If your upcoming travel plans include outdoor adventure, make sure your family’s skills, gear and intel are up to speed. Here are five ideas to consider:
Don’t let lightning strike
According to the National Oceanic and Atmospheric Administration, more than 400 people are struck by lightning each year in the U.S. Teach the kids that “when thunder roars, go indoors.” When planning an activity, have a safety plan and know where you will meet should a storm develop. Watch for darkening skies, flashes of lightning and shifting and strengthening wind patterns. If you hear thunder, even at a distance, it is time to move to a sturdy building or hard-topped metal vehicle with windows closed, advises NOAA. Stay away from tall, isolated trees, utility poles or open areas. Avoid wires and metal fencing. Wait for 30 minutes after the last thunderclap to move outside. If someone is struck by lightning, call 911 and get immediate medical attention.
For more: weather.gov/nwr
Learn about mountain lions
Mountain lion attacks on people are rare. Yet, recently, interactions have increased. Experts believe the shift is due, in part, to humans moving closer to lion habitat, an increase in deer populations (their prey), and more hikers, bikers and runners sharing trails with lions.
If you venture into lion country, experts recommend exploring in groups and making plenty of noise to avoid a surprise. Carry a walking stick and keep children close at all times. Should an encounter occur, do not run. Stay calm. Pick up any children and talk firmly as you slowly back away. Do everything you can to loom large, raising your arms, opening a coat while not blocking a lion’s escape route. If the lion acts aggressively, fight back with rocks, sticks or whatever you can find without getting low or turning your back.
For more: http://www.mountainlion.org/

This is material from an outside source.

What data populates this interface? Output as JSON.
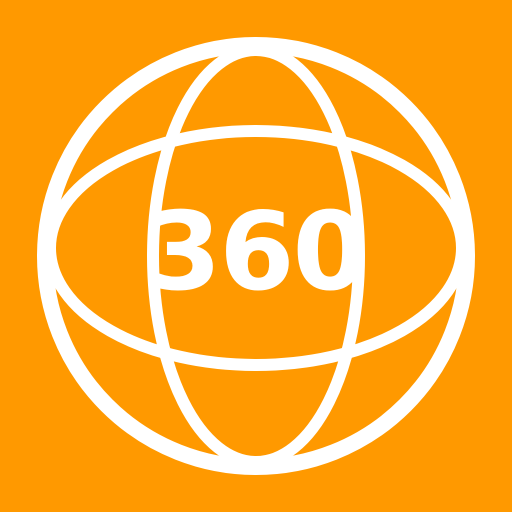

Hiking, climbing and camping in many parts of the country means a snake encounter is possible. Make sure kids know to steer clear of anything that resembles a snake. According to the University of Arizona Poison and Drug Information Center, over half of those bitten intentionally provoked the snake in some way. Stay on hiking trails and keep hands and feet away from wood and rock piles, deep grass or crevices. Carry a flashlight and wear shoes after dark. “Time is tissue,” experts say. So if a bite does occur, call 911 and seek medical attention immediately.
For more: azpoison.com
Be bear aware
Your goal during a hiking, fishing or camping experience is to avoid getting up close and personal with a bear. So while making plans, inquire about recent bear activity at your intended destination. Research shows that bear spray is effective, so have yours at the ready and know how to use it. Travel in groups of three or more and sing, tell stories or take turns shouting “Hey, bear!” to let wild creatures know you are in the area. Hike during daylight hours, stay on trails and avoid berry patches and animal carcasses. Look for signs of bear activity including scat, tracks or overturned rocks. When camping, keep your tent and spaces clean and free of odors. (Remind the kids that stashing candy bars in sleeping bags could result in unintended consequences.) Don’t sleep in clothes worn to cook. Be sure to hang food and trash away from sleeping areas or in bear-proof containers. When visiting National Parks, take note of the ranger’s reminders about maintaining a proper distance from wild animals.
For more: NPS.gov/Yell; https://grizzlyctr.givecloud.co
Stay warm and dry
Whether you get caught in a downpour, lost on the trail or stay in the boat too long, getting too cold and too wet is something to avoid. It is helpful to remember the acronym COLD to avoid hypothermia: Cover, Overexertion, Layers and Dry. It’s especially important to keep heads, hands and feet covered. Avoid overexertion that will cause sweating. The combination of wet clothes and cold temperatures will cause the loss of body heat. Dressing in loose-fitting layers, with silk, wool or polypropylene closest to the body, is best for retaining body heat. And, of course, stay dry whenever possible and remove wet clothing at the earliest opportunity. Know that children (and older adults) chill more quickly and need one more layer in the same conditions. Shivering, the body’s natural attempt to warm itself, is a first sign of hypothermia. Bright red, cold skin and a weak cry are the first signs of hypothermia in an infant.